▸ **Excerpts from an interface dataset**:
========================================

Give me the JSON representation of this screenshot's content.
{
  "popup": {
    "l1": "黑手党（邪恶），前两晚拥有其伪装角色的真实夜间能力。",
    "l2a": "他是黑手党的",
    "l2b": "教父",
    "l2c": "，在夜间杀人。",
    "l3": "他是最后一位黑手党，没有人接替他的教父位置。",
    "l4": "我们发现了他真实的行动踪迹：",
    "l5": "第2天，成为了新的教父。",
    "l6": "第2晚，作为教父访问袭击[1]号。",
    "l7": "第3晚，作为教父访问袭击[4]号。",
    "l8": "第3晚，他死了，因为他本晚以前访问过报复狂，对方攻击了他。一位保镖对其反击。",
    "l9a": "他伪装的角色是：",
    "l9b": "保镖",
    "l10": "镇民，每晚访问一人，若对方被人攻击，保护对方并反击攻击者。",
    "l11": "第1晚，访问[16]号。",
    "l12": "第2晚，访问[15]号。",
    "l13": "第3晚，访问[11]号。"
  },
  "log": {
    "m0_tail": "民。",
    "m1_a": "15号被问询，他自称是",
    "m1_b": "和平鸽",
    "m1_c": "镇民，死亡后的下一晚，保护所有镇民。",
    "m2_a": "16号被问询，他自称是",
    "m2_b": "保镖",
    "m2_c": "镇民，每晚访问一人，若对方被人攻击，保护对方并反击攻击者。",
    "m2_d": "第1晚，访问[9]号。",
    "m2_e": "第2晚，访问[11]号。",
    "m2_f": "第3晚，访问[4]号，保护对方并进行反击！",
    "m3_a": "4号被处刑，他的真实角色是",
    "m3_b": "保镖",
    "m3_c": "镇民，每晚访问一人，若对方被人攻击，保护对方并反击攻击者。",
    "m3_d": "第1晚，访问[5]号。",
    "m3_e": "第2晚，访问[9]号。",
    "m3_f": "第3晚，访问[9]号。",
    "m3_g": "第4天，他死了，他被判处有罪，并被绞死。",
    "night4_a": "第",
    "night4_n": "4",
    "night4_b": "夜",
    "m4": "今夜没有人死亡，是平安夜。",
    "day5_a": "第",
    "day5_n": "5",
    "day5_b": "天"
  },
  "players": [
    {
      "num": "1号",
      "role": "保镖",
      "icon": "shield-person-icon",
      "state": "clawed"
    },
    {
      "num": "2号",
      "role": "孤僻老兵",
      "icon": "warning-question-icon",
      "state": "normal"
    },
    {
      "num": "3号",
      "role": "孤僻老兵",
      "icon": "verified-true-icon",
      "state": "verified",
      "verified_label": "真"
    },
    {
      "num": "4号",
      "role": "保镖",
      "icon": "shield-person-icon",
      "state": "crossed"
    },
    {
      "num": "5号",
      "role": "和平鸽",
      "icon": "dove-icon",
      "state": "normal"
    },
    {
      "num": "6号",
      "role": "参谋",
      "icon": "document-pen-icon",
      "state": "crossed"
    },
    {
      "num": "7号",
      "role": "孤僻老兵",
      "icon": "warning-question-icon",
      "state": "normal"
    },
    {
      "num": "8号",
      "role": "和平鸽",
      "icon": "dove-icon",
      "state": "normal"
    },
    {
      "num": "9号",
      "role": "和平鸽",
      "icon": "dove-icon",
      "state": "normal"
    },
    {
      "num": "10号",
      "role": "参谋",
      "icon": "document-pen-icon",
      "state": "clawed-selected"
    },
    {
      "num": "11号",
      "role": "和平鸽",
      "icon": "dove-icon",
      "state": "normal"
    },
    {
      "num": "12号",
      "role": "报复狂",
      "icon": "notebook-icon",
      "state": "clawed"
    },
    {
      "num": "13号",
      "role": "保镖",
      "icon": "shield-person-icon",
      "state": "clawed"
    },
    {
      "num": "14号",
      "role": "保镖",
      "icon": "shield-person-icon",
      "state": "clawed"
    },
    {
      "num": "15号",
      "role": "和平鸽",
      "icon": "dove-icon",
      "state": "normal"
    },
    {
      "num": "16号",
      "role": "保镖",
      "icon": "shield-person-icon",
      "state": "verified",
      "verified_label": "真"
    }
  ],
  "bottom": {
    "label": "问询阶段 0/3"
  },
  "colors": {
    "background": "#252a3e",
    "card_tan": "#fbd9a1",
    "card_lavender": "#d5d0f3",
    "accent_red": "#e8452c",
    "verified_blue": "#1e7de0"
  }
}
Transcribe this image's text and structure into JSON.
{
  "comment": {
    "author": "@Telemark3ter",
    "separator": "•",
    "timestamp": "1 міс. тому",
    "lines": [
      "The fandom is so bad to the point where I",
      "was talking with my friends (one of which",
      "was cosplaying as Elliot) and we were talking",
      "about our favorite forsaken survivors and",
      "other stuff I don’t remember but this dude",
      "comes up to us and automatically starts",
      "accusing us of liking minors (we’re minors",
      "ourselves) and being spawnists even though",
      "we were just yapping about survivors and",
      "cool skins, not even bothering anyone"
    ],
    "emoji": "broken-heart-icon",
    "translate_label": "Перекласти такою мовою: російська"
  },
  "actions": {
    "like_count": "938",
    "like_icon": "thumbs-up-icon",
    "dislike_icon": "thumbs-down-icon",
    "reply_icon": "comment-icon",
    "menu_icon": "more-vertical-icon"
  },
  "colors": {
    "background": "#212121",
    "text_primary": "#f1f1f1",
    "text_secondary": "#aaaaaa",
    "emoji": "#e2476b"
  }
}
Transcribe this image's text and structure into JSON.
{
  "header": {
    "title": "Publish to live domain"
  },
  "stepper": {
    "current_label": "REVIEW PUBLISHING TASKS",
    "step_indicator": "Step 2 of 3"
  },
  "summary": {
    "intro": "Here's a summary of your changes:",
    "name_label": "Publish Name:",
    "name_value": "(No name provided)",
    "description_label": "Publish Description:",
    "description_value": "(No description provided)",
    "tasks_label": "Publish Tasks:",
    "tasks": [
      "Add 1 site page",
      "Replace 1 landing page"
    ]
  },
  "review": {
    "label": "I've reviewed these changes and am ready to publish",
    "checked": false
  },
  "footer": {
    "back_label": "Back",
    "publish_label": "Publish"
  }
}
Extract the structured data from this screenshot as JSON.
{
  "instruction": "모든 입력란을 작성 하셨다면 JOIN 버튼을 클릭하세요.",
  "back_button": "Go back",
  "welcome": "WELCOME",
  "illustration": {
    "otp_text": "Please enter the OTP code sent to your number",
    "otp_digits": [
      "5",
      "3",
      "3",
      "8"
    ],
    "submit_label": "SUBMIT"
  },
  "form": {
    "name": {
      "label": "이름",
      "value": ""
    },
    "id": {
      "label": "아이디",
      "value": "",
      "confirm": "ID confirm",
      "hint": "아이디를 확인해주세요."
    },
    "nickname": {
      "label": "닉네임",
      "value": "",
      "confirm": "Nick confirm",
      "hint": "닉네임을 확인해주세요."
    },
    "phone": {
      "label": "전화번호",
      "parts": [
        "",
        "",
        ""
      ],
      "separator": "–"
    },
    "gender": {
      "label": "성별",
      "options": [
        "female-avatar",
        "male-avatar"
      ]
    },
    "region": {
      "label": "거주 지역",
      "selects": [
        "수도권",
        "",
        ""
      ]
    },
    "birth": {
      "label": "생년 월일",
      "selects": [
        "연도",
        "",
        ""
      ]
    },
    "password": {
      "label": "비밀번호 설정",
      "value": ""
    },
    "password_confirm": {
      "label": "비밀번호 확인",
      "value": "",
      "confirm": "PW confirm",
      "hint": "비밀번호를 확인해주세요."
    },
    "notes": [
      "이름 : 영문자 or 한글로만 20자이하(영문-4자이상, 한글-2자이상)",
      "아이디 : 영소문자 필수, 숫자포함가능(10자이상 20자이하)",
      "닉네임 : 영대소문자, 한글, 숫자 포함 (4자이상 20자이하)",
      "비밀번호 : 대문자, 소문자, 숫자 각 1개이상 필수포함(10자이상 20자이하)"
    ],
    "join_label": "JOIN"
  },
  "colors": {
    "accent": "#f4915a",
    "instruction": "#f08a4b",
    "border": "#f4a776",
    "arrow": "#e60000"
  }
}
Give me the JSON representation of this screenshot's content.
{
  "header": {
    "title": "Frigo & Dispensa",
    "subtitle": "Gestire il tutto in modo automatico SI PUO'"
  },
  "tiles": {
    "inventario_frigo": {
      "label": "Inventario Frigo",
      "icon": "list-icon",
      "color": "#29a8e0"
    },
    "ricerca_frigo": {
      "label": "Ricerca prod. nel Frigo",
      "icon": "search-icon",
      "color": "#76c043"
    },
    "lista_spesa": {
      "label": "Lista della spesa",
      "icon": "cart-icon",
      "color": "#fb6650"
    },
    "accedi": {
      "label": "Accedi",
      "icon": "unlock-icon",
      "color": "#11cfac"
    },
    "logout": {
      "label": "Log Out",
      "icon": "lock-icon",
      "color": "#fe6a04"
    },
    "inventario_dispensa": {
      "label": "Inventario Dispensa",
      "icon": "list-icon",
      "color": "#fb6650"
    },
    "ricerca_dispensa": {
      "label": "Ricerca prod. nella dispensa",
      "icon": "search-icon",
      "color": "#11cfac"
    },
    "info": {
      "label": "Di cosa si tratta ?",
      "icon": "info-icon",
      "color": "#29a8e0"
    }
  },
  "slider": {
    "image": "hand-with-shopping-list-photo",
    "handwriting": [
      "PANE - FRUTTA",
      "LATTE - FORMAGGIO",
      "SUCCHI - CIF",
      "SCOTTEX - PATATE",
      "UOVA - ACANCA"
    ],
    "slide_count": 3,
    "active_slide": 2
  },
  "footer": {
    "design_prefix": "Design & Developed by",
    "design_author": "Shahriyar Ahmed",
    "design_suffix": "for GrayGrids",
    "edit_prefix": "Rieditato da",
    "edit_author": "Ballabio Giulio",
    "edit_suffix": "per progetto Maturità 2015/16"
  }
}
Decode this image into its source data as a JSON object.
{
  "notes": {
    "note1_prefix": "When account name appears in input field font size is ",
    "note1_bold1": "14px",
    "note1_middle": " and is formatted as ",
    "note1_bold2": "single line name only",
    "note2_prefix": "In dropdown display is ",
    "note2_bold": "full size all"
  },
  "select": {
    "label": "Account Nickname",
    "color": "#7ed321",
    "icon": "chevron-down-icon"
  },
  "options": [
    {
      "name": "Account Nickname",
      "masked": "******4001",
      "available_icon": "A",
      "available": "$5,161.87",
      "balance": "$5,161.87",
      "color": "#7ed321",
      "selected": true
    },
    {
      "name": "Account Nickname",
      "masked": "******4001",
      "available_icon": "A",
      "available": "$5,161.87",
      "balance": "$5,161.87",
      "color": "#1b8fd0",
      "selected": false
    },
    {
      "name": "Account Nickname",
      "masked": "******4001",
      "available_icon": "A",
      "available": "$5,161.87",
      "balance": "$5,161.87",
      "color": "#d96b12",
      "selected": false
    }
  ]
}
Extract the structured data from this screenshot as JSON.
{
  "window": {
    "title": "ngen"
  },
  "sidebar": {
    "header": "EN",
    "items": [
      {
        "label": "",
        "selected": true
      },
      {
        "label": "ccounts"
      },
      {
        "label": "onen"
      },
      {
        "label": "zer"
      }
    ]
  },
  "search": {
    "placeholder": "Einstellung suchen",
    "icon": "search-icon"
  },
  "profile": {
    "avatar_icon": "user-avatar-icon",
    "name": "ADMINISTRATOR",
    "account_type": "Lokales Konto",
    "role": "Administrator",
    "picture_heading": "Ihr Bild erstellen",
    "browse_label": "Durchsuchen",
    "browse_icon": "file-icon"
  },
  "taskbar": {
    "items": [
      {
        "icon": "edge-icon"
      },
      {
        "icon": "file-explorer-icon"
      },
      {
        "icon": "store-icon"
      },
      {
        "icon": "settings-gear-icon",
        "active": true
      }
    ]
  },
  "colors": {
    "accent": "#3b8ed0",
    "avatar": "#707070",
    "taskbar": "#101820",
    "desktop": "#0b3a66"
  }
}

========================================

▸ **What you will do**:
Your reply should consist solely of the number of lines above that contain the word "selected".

▸ **Finished task**:
5